-------- INFORMATION SHOWN --------
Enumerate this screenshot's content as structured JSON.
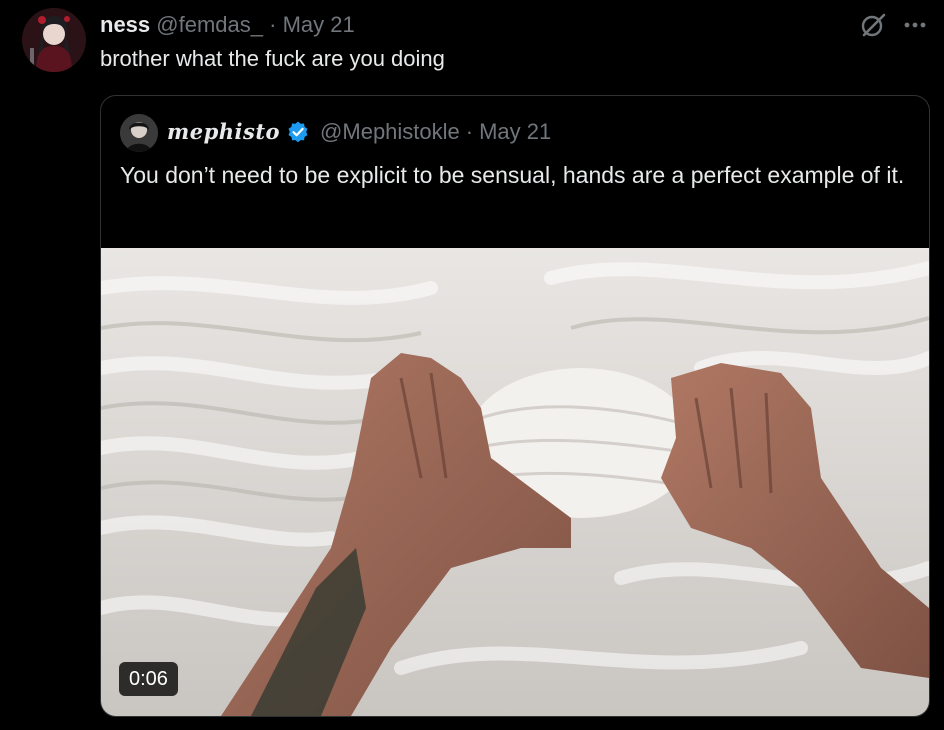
{
  "tweet": {
    "display_name": "ness",
    "handle": "@femdas_",
    "separator": "·",
    "date": "May 21",
    "text": "brother what the fuck are you doing",
    "avatar_icon": "user-avatar",
    "actions": [
      "grok-icon",
      "more-icon"
    ]
  },
  "quoted_tweet": {
    "display_name": "mephisto",
    "verified": true,
    "verified_color": "#1d9bf0",
    "handle": "@Mephistokle",
    "separator": "·",
    "date": "May 21",
    "text": "You don’t need to be explicit to be sensual, hands are a perfect example of it.",
    "video": {
      "duration": "0:06"
    }
  },
  "colors": {
    "background": "#000000",
    "text": "#e7e9ea",
    "secondary_text": "#71767b",
    "border": "#2f3336"
  }
}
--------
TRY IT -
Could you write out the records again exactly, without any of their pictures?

REPLY TO THE TASK -
Enumerate this screenshot's content as structured JSON.
{
  "tweet": {
    "display_name": "ness",
    "handle": "@femdas_",
    "separator": "·",
    "date": "May 21",
    "text": "brother what the fuck are you doing",
    "avatar_icon": "user-avatar",
    "actions": [
      "grok-icon",
      "more-icon"
    ]
  },
  "quoted_tweet": {
    "display_name": "mephisto",
    "verified": true,
    "verified_color": "#1d9bf0",
    "handle": "@Mephistokle",
    "separator": "·",
    "date": "May 21",
    "text": "You don’t need to be explicit to be sensual, hands are a perfect example of it.",
    "video": {
      "duration": "0:06"
    }
  },
  "colors": {
    "background": "#000000",
    "text": "#e7e9ea",
    "secondary_text": "#71767b",
    "border": "#2f3336"
  }
}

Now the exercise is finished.